From: Richard Nalley Subject: Anderson Valley, California

Why have so many elite Napa and Sonoma Pinot Noir producers—Williams Selyem, Copain and Adrian Fog, to name just a few—begun buying grapes from the vineyards of Mendocino, California's obscure Anderson Valley? In fact, interest from outsiders has inspired growers to plant Pinot at a furious rate. In just the past 10 years, Anderson Valley Pinot Noir acreage has more than tripled: from 350 acres to about 1,200.

To be sure, this valley of towering redwoods is still scenic and slow-paced. But the movement among winemakers has been practically frenetic as more and more realize that the Anderson Valley may be one of the best places in California to grow Pinot Noir.
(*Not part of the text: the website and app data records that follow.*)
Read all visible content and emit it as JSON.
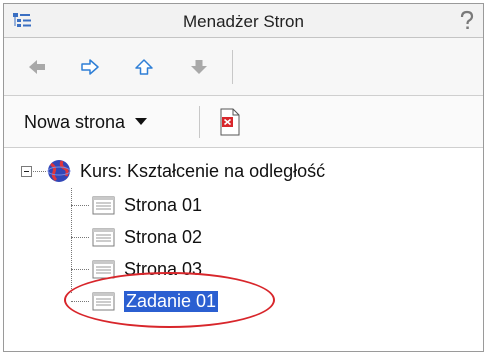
{
  "window": {
    "title": "Menadżer Stron",
    "icons": {
      "title": "tree-list-icon",
      "help": "help-icon"
    }
  },
  "navigation": {
    "buttons": [
      {
        "name": "back",
        "icon": "arrow-left-icon",
        "enabled": false
      },
      {
        "name": "forward",
        "icon": "arrow-right-icon",
        "enabled": true
      },
      {
        "name": "up",
        "icon": "arrow-up-icon",
        "enabled": true
      },
      {
        "name": "down",
        "icon": "arrow-down-icon",
        "enabled": false
      }
    ]
  },
  "toolbar": {
    "new_page_label": "Nowa strona",
    "dropdown_icon": "chevron-down-icon",
    "delete_icon": "page-delete-icon"
  },
  "tree": {
    "root": {
      "label": "Kurs: Kształcenie na odległość",
      "icon": "globe-icon",
      "expanded": true
    },
    "children": [
      {
        "label": "Strona 01",
        "icon": "page-icon",
        "selected": false
      },
      {
        "label": "Strona 02",
        "icon": "page-icon",
        "selected": false
      },
      {
        "label": "Strona 03",
        "icon": "page-icon",
        "selected": false
      },
      {
        "label": "Zadanie 01",
        "icon": "page-icon",
        "selected": true
      }
    ]
  },
  "colors": {
    "selection": "#2b5fd1",
    "highlight_ellipse": "#d8262b",
    "nav_arrow": "#2f7fd6",
    "nav_arrow_disabled": "#a9a9a9"
  }
}
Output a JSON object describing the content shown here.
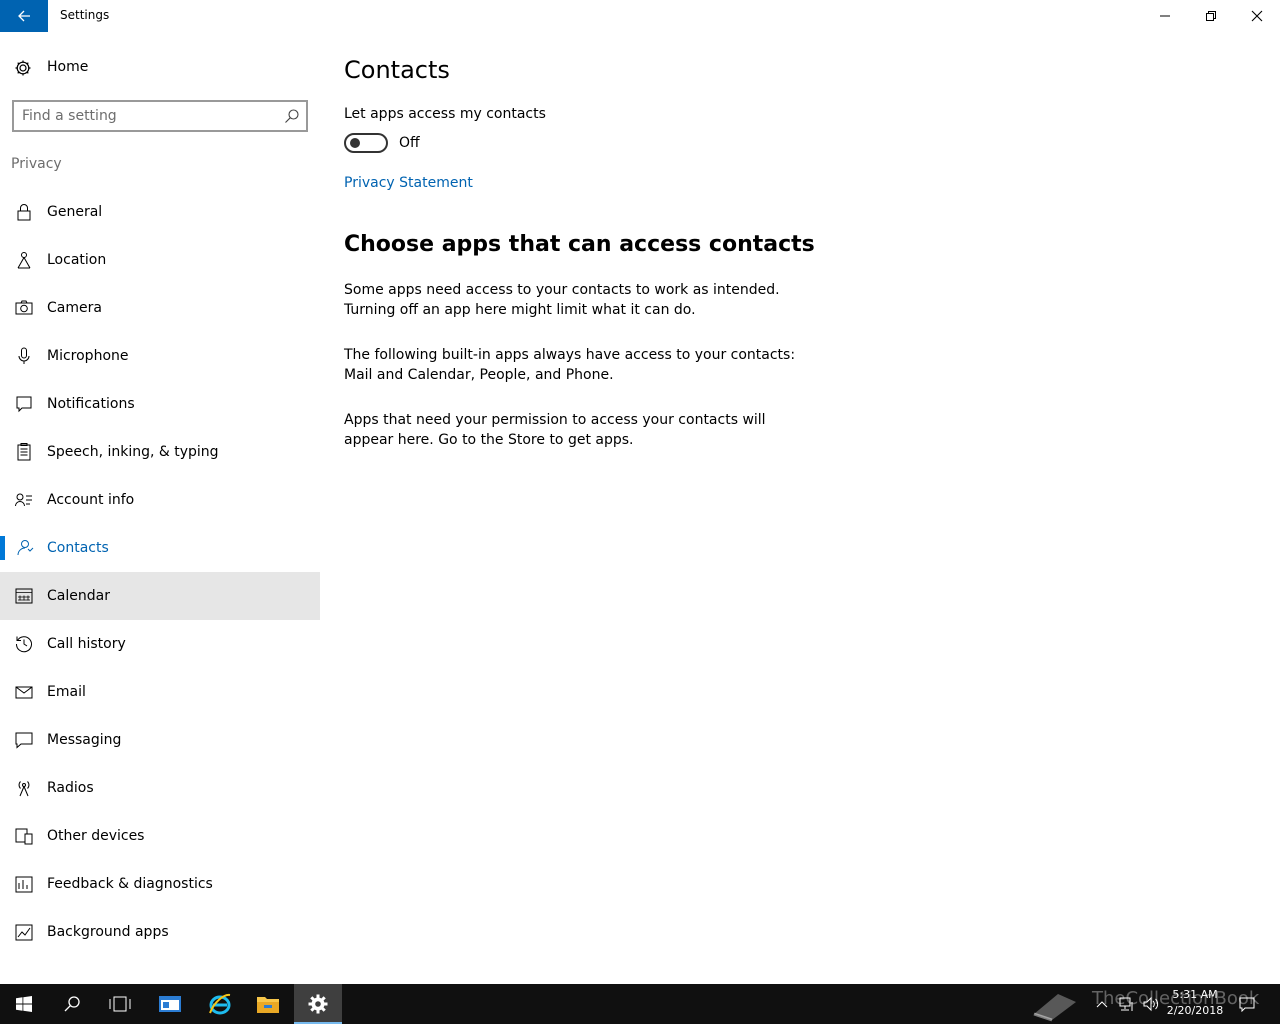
{
  "window": {
    "title": "Settings"
  },
  "sidebar": {
    "home_label": "Home",
    "search_placeholder": "Find a setting",
    "section_label": "Privacy",
    "items": [
      {
        "label": "General",
        "icon": "lock-icon"
      },
      {
        "label": "Location",
        "icon": "location-icon"
      },
      {
        "label": "Camera",
        "icon": "camera-icon"
      },
      {
        "label": "Microphone",
        "icon": "microphone-icon"
      },
      {
        "label": "Notifications",
        "icon": "notifications-icon"
      },
      {
        "label": "Speech, inking, & typing",
        "icon": "speech-icon"
      },
      {
        "label": "Account info",
        "icon": "account-info-icon"
      },
      {
        "label": "Contacts",
        "icon": "contacts-icon",
        "selected": true
      },
      {
        "label": "Calendar",
        "icon": "calendar-icon",
        "hovered": true
      },
      {
        "label": "Call history",
        "icon": "call-history-icon"
      },
      {
        "label": "Email",
        "icon": "email-icon"
      },
      {
        "label": "Messaging",
        "icon": "messaging-icon"
      },
      {
        "label": "Radios",
        "icon": "radios-icon"
      },
      {
        "label": "Other devices",
        "icon": "other-devices-icon"
      },
      {
        "label": "Feedback & diagnostics",
        "icon": "feedback-icon"
      },
      {
        "label": "Background apps",
        "icon": "background-apps-icon"
      }
    ]
  },
  "main": {
    "title": "Contacts",
    "setting_label": "Let apps access my contacts",
    "toggle_state": "Off",
    "toggle_on": false,
    "privacy_link": "Privacy Statement",
    "section_heading": "Choose apps that can access contacts",
    "paragraphs": [
      "Some apps need access to your contacts to work as intended. Turning off an app here might limit what it can do.",
      "The following built-in apps always have access to your contacts: Mail and Calendar, People, and Phone.",
      "Apps that need your permission to access your contacts will appear here. Go to the Store to get apps."
    ]
  },
  "taskbar": {
    "time": "5:31 AM",
    "date": "2/20/2018",
    "watermark": "TheCollectionBook"
  },
  "colors": {
    "accent": "#0078d7",
    "link": "#0063b1",
    "back_button": "#0063b1",
    "taskbar": "#101010",
    "hover": "#e6e6e6"
  }
}
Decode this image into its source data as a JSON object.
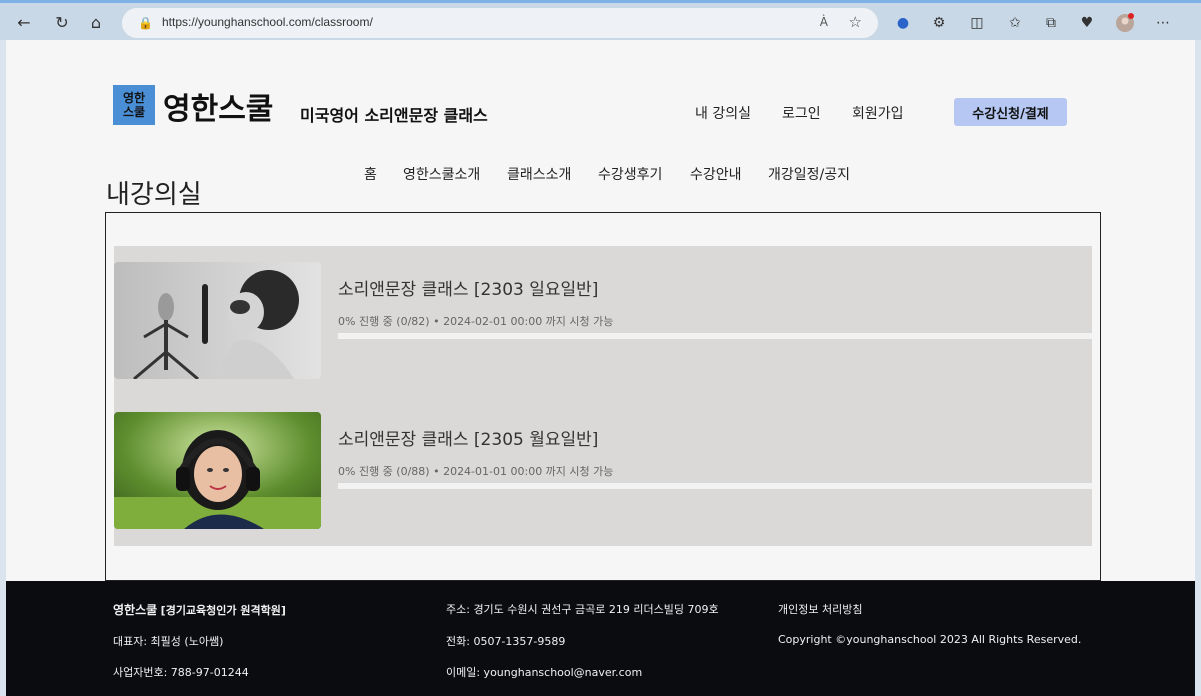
{
  "browser": {
    "url": "https://younghanschool.com/classroom/",
    "read_aloud": "À",
    "icons": [
      "back-icon",
      "refresh-icon",
      "home-icon",
      "lock-icon",
      "favorite-star-icon",
      "shield-icon",
      "extensions-icon",
      "split-screen-icon",
      "favorites-icon",
      "collections-icon",
      "performance-icon",
      "profile-icon",
      "more-icon"
    ]
  },
  "header": {
    "logo_line1": "영한",
    "logo_line2": "스쿨",
    "brand": "영한스쿨",
    "tagline": "미국영어 소리앤문장 클래스",
    "links": [
      "내 강의실",
      "로그인",
      "회원가입"
    ],
    "cta": "수강신청/결제"
  },
  "nav": [
    "홈",
    "영한스쿨소개",
    "클래스소개",
    "수강생후기",
    "수강안내",
    "개강일정/공지"
  ],
  "page_title": "내강의실",
  "courses": [
    {
      "title": "소리앤문장 클래스 [2303 일요일반]",
      "meta": "0% 진행 중 (0/82) • 2024-02-01 00:00 까지 시청 가능",
      "progress": 0
    },
    {
      "title": "소리앤문장 클래스 [2305 월요일반]",
      "meta": "0% 진행 중 (0/88) • 2024-01-01 00:00 까지 시청 가능",
      "progress": 0
    }
  ],
  "footer": {
    "brand": "영한스쿨",
    "brand_note": "[경기교육청인가 원격학원]",
    "ceo": "대표자: 최필성 (노아쌤)",
    "biz_no": "사업자번호: 788-97-01244",
    "address": "주소: 경기도 수원시 권선구 금곡로 219 리더스빌딩 709호",
    "phone": "전화: 0507-1357-9589",
    "email": "이메일: younghanschool@naver.com",
    "privacy": "개인정보 처리방침",
    "copyright": "Copyright ©younghanschool 2023 All Rights Reserved."
  }
}
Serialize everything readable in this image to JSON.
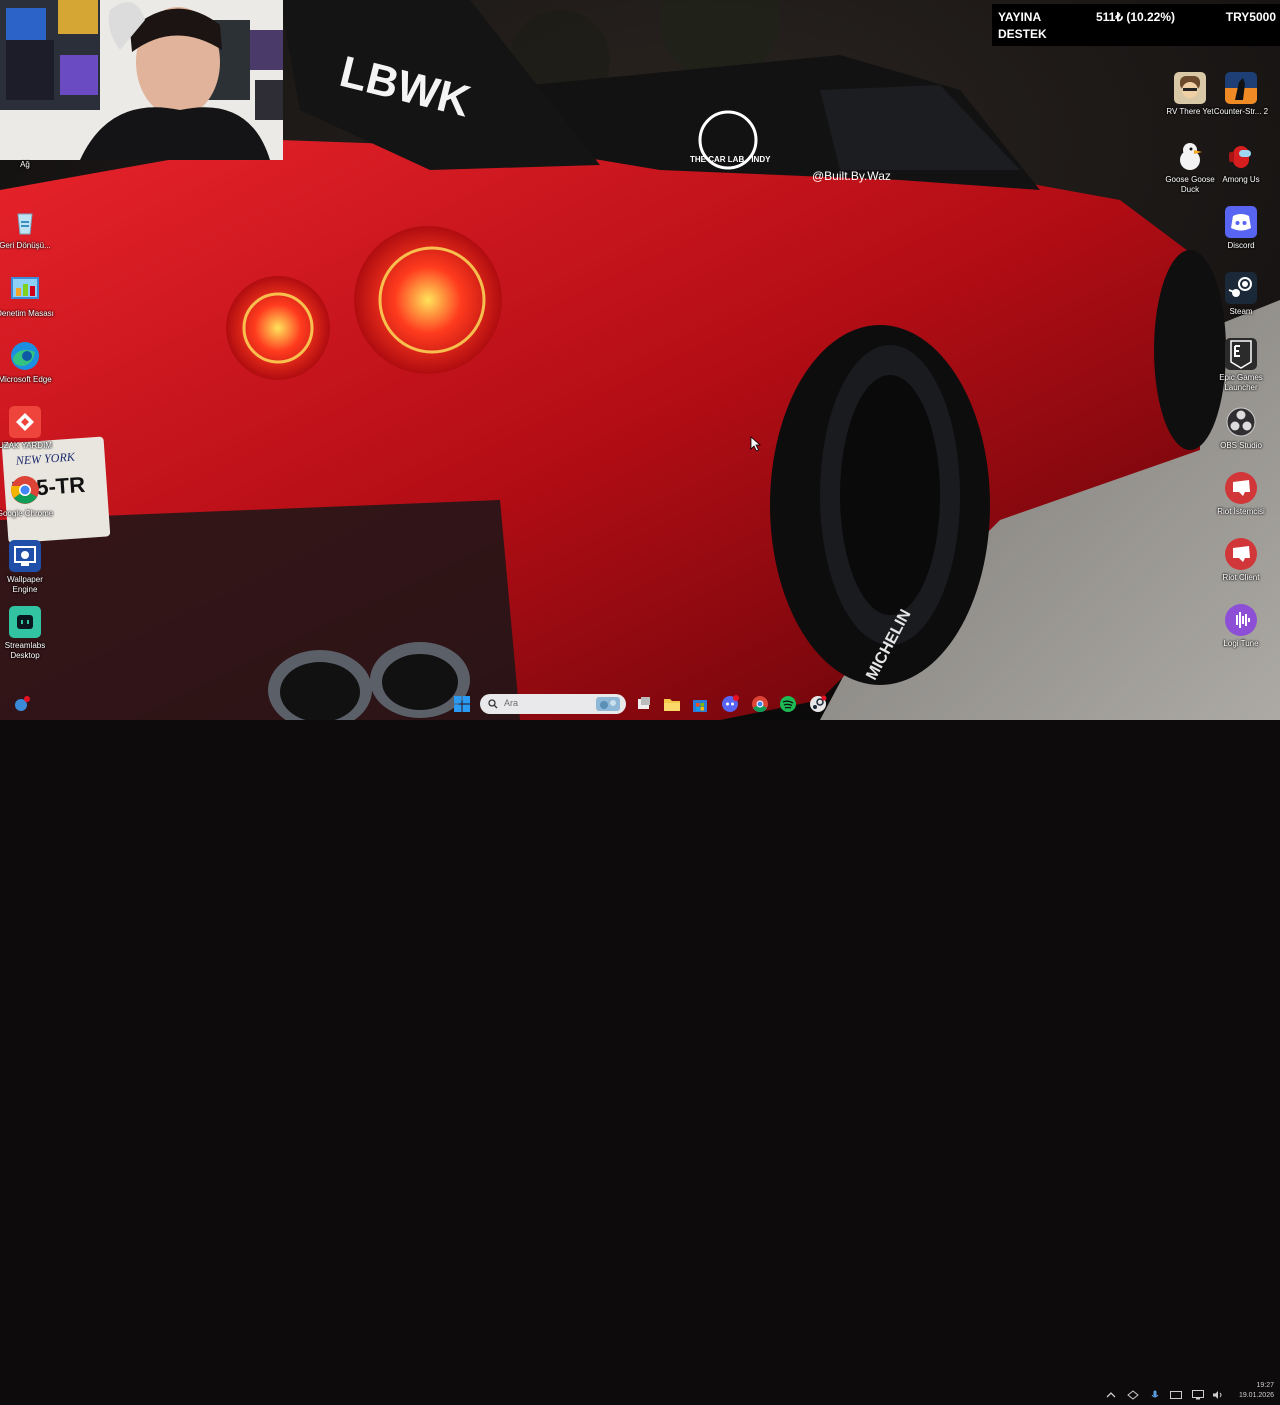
{
  "overlay": {
    "line1": "YAYINA",
    "line2": "DESTEK",
    "amount": "511₺ (10.22%)",
    "goal": "TRY5000",
    "progress_percent": 10.22
  },
  "desktop_left": [
    {
      "label": "Ağ",
      "icon": "network-icon"
    },
    {
      "label": "Geri Dönüşü...",
      "icon": "recycle-bin-icon"
    },
    {
      "label": "Denetim Masası",
      "icon": "control-panel-icon"
    },
    {
      "label": "Microsoft Edge",
      "icon": "edge-icon"
    },
    {
      "label": "UZAK YARDIM",
      "icon": "anydesk-icon"
    },
    {
      "label": "Google Chrome",
      "icon": "chrome-icon"
    },
    {
      "label": "Wallpaper Engine",
      "icon": "wallpaper-engine-icon"
    },
    {
      "label": "Streamlabs Desktop",
      "icon": "streamlabs-icon"
    }
  ],
  "desktop_right": [
    {
      "label": "RV There Yet",
      "icon": "rv-there-yet-icon"
    },
    {
      "label": "Counter-Str... 2",
      "icon": "counter-strike-icon"
    },
    {
      "label": "Goose Goose Duck",
      "icon": "goose-goose-duck-icon"
    },
    {
      "label": "Among Us",
      "icon": "among-us-icon"
    },
    {
      "label": "Discord",
      "icon": "discord-icon"
    },
    {
      "label": "Steam",
      "icon": "steam-icon"
    },
    {
      "label": "Epic Games Launcher",
      "icon": "epic-games-icon"
    },
    {
      "label": "OBS Studio",
      "icon": "obs-icon"
    },
    {
      "label": "Riot İstemcisi",
      "icon": "riot-client-icon"
    },
    {
      "label": "Riot Client",
      "icon": "riot-client-icon"
    },
    {
      "label": "Logi Tune",
      "icon": "logi-tune-icon"
    }
  ],
  "wallpaper_text": {
    "wing_brand": "LBWK",
    "sticker_line1": "THE CAR LAB - INDY",
    "sticker_handle": "@Built.By.Waz",
    "plate_state": "NEW YORK",
    "plate_number": "755-TR",
    "tire_brand": "MICHELIN"
  },
  "taskbar": {
    "search_placeholder": "Ara",
    "clock_time": "19:27",
    "clock_date": "19.01.2026"
  },
  "colors": {
    "accent_red": "#d2141a",
    "overlay_bg": "#000000",
    "windows_blue": "#1e90ff"
  }
}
Anderson History The first recognition of Anderson Valley's potential came from France, when Champagne Louis Roederer debuted its Roederer Estate sparkling wine in 1988. A blend of Anderson Valley Pinot and Chardonnay, the Estate is still one of California's most refined and consistent sparklers. Other outsiders making a serious investment in Anderson Valley include Napa's Duckhorn Wine Company, which founded Goldeneye Winery in the heart of the valley in 1996. Goldeneye's first Pinot Noir, the 2000, showed what the area was capable of, and ever since that time, the 16-mile-long valley has been prospected like a gold mine, with its best vineyards—Ferrington, Savoy, Hein—earning recognition on more and more high-end labels.

Anderson Style It is probably too early to talk about an "Anderson Valley style" of Pinot, although the wines range from the lusciously rich Goldeneye Pinots to more medium-bodied, fruit-focused examples such as those from producers like Hartford Court and Littorai. But what's got Pinot insiders particularly excited is that these and other top Anderson Valley Pinots have a liveliness and natural acidity that recall fine young Burgundies. Not that many of these wines will be confused with Burgundy—most are too fleshy and ripe—but they are certainly proving to be special in their own right.

Travel Tips

Getting There
Anderson Valley is about a two-and-a-half-hour drive north of San Francisco.

Wineries To Visit
Many of Anderson Valley's best Pinots are bottled elsewhere, and some Valley wineries are not open to the public. Two that have tasting rooms are Goldeneye and Roederer Estate. (Try Roederer's sparkling wines and tasting-room-only still Pinots.) DETAILS Goldeneye Winery: 9200 Hwy. 128, Philo; 800-208-0438. Roederer Estate: 4501 Hwy. 128, Philo; 707-895-2288.

The Boonville Hotel restaurant is a favorite of the valley's winemakers. The Albion River Inn has the best local wine list. DETAILS Boonville Hotel: 14050 Hwy. 128, Boonville; 707-895-2210. Albion River Inn: 3790 N. U.S. Hwy. 1, Albion; 800-479-7944.